  3. https://www.fda.gov/combination-products/about-combination-products
  4. https://delbene.house.gov/news/documentsingle.aspx?DocumentID=3430
  5. https://s3.amazonaws.com/public-inspection.federalregister.gov/2020-19289.pdf
  6. https://www.g2intelligence.com/cms-to-create-new-breakthrough-device-medicare-coverage-rule/
  7. https://www.cms.gov/newsroom/press-releases/cms-repeals-mcitrn-rule-will-consider-other-coverage-pathways-enhance-access-innovative-medical
  8. https://www.medpac.gov/wp-content/uploads/import_data/scrape_files/docs/default-source/comment-letters/04132021_mcit_medpac_comment_with_2020_letter_sec.pdf


Here are some of the key new FDA EUAs and clearances that were announced in April 2023:

New FDA Approvals & Emergency Use Authorizations (EUAs)
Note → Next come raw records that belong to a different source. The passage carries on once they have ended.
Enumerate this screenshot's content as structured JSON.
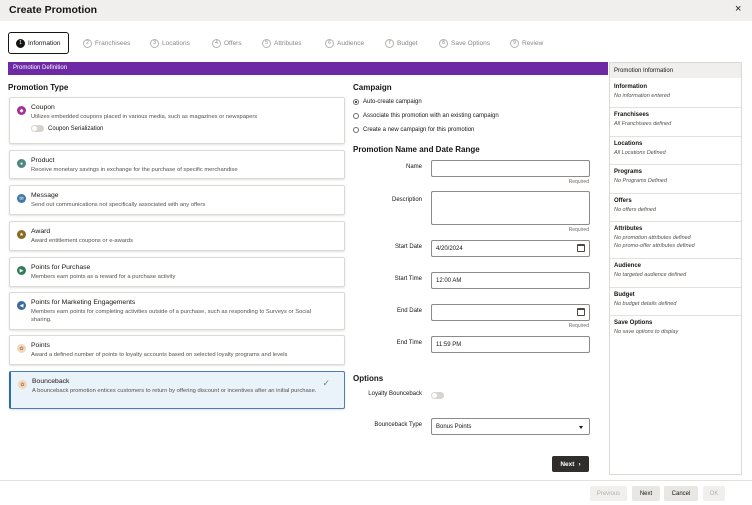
{
  "header": {
    "title": "Create Promotion",
    "close_glyph": "×"
  },
  "train": [
    {
      "num": "1",
      "label": "Information"
    },
    {
      "num": "2",
      "label": "Franchisees"
    },
    {
      "num": "3",
      "label": "Locations"
    },
    {
      "num": "4",
      "label": "Offers"
    },
    {
      "num": "5",
      "label": "Attributes"
    },
    {
      "num": "6",
      "label": "Audience"
    },
    {
      "num": "7",
      "label": "Budget"
    },
    {
      "num": "8",
      "label": "Save Options"
    },
    {
      "num": "9",
      "label": "Review"
    }
  ],
  "section_bar": "Promotion Definition",
  "promotion_type": {
    "heading": "Promotion Type",
    "items": [
      {
        "title": "Coupon",
        "desc": "Utilizes embedded coupons placed in various media, such as magazines or newspapers",
        "icon": "coupon-icon",
        "color": "#a4309c"
      },
      {
        "title": "Product",
        "desc": "Receive monetary savings in exchange for the purchase of specific merchandise",
        "icon": "product-icon",
        "color": "#4f8680"
      },
      {
        "title": "Message",
        "desc": "Send out communications not specifically associated with any offers",
        "icon": "message-icon",
        "color": "#3f78a9"
      },
      {
        "title": "Award",
        "desc": "Award entitlement coupons or e-awards",
        "icon": "award-icon",
        "color": "#8a6a1f"
      },
      {
        "title": "Points for Purchase",
        "desc": "Members earn points as a reward for a purchase activity",
        "icon": "points-purchase-icon",
        "color": "#2f7d5a"
      },
      {
        "title": "Points for Marketing Engagements",
        "desc": "Members earn points for completing activities outside of a purchase, such as responding to Surveys or Social sharing.",
        "icon": "marketing-icon",
        "color": "#3a6aa0"
      },
      {
        "title": "Points",
        "desc": "Award a defined number of points to loyalty accounts based on selected loyalty programs and levels",
        "icon": "points-icon",
        "color": "#f0d7bd"
      },
      {
        "title": "Bounceback",
        "desc": "A bounceback promotion entices customers to return by offering discount or incentives after an initial purchase.",
        "icon": "bounceback-icon",
        "color": "#f0d7bd"
      }
    ],
    "coupon_serialization": "Coupon Serialization"
  },
  "campaign": {
    "heading": "Campaign",
    "options": [
      "Auto-create campaign",
      "Associate this promotion with an existing campaign",
      "Create a new campaign for this promotion"
    ]
  },
  "name_date": {
    "heading": "Promotion Name and Date Range",
    "name_label": "Name",
    "description_label": "Description",
    "required": "Required",
    "start_date_label": "Start Date",
    "start_date": "4/20/2024",
    "start_time_label": "Start Time",
    "start_time": "12:00 AM",
    "end_date_label": "End Date",
    "end_time_label": "End Time",
    "end_time": "11:59 PM"
  },
  "options": {
    "heading": "Options",
    "loyalty_bounceback_label": "Loyalty Bounceback",
    "bounceback_type_label": "Bounceback Type",
    "bounceback_type": "Bonus Points"
  },
  "next_button": "Next",
  "info_panel": {
    "title": "Promotion Information",
    "sections": [
      {
        "title": "Information",
        "value": "No information entered"
      },
      {
        "title": "Franchisees",
        "value": "All Franchisees defined"
      },
      {
        "title": "Locations",
        "value": "All Locations Defined"
      },
      {
        "title": "Programs",
        "value": "No Programs Defined"
      },
      {
        "title": "Offers",
        "value": "No offers defined"
      },
      {
        "title": "Attributes",
        "value": "No promotion attributes defined",
        "value2": "No promo-offer attributes defined"
      },
      {
        "title": "Audience",
        "value": "No targeted audience defined"
      },
      {
        "title": "Budget",
        "value": "No budget details defined"
      },
      {
        "title": "Save Options",
        "value": "No save options to display"
      }
    ]
  },
  "footer": {
    "previous": "Previous",
    "next": "Next",
    "cancel": "Cancel",
    "ok": "OK"
  }
}
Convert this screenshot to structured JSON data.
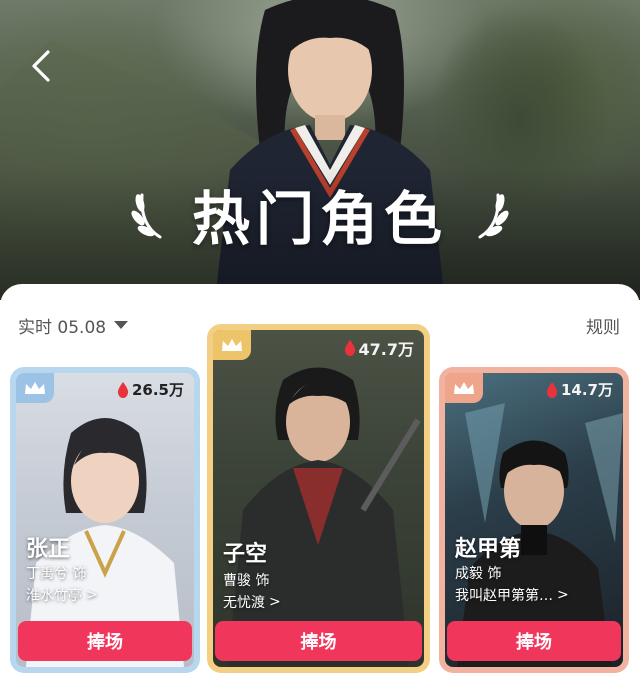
{
  "header": {
    "title": "热门角色"
  },
  "ranking": {
    "date_label": "实时 05.08",
    "rules_label": "规则"
  },
  "cards": [
    {
      "rank": 2,
      "heat": "26.5万",
      "character": "张正",
      "actor": "丁禹兮 饰",
      "work": "淮水竹亭",
      "button": "捧场",
      "accent": "#b9d6ef"
    },
    {
      "rank": 1,
      "heat": "47.7万",
      "character": "子空",
      "actor": "曹骏 饰",
      "work": "无忧渡",
      "button": "捧场",
      "accent": "#f2cf82"
    },
    {
      "rank": 3,
      "heat": "14.7万",
      "character": "赵甲第",
      "actor": "成毅 饰",
      "work": "我叫赵甲第第…",
      "button": "捧场",
      "accent": "#f1b39f"
    }
  ],
  "colors": {
    "button": "#f0365a",
    "heat_icon": "#e8323c"
  },
  "icons": {
    "back": "chevron-left-icon",
    "crown": "crown-icon",
    "heat": "flame-drop-icon",
    "laurel": "laurel-icon"
  }
}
Manufacturer(s) Product
Selux Diagnostics 510(k) clearance for Selux Gram-Negative Panel run on firm’s Next Generation Phenotyping System for rapid antimicrobial susceptibility (AST)
Meridian Bioscience 510(k) clearance for Curian Shiga Toxin immunoassay
Azure Biotech, Inc. EUA for Azure Fastep COVID-19 Antigen Pen Home Test, rapid test for over-the-counter use
Magnolia Medical Technologies 510(k) clearance for 19 new configurations of Steripath® Micro blood culture collection instruments
Leica Biosystems (subsidiary of Danaher) 510(k) clearance for BOND MMR Antibody Panel to identify Lynch syndrome in colorectal cancer patients
BioSynchronicity EUA for point-of-care C-Sync COVID-19 Antigen Test
BioFire (subsidiary of BioMérieux) 510(k) clearance for Global Fever Special Pathogens Panel to detect bacterial, viral, and protozoan pathogens in patients with suspected febrile illness
Abbott 510(k) clearance for update to real-time PCR-based Alinity m STI Assay for detection and differentiation of DNA from Neisseria gonorrhoeae and ribosomal RNA from Chlamydia trachomatis, Trichomonas vaginalis, and Mycoplasma genitalium
Healgen Scientific 510(k) clearance for Accurate Oral Fluid Drug Test lateral-flow chromatographic immunoassay for simultaneous detection of marijuana and cotinine (COT) consumption
Healgen Scientific 510(k) clearance for Accurate Oral Fluid Drug Test COT over-the-counter lateral-flow chromatographic immunoassay for detection of COT


New CE Marks & Global Certifications

Notable European CE certifications announced during the period:

New Approvals in Europe

Manufacturer(s) Product(s)
Syantra CE-IVD mark for Syantra DX Breast Cancer test
Beckman Coulter Life Sciences IVDR marking for 270 flow cytometry reagents
Q’Apel Medical Walrus balloon guide catheter to arrest blood flow during procedures to remove blood clots in the brain


Other international clearances announced during the period:

Manufacturer(s) Country(ies) Product(s)
bioLytical Laboratories Canada INSTI® multiplex HIV-1/2 Syphilis Antibody Test
Lucira Health Australia COVID-19 & Flu Home Test at-home molecular diagnostic combo assay to detect influenza and COVID-19
Amoy Diagnostics Japan AmoyDx® Pan Lung Cancer PCR Panel as a companion diagnostic to direct the use of Eli Lilly’s Retevmo® (selpercatinib) in RET fusion-positive non-small cell lung cancer

Subscribe to view Essential

Start a Free Trial for immediate access to this article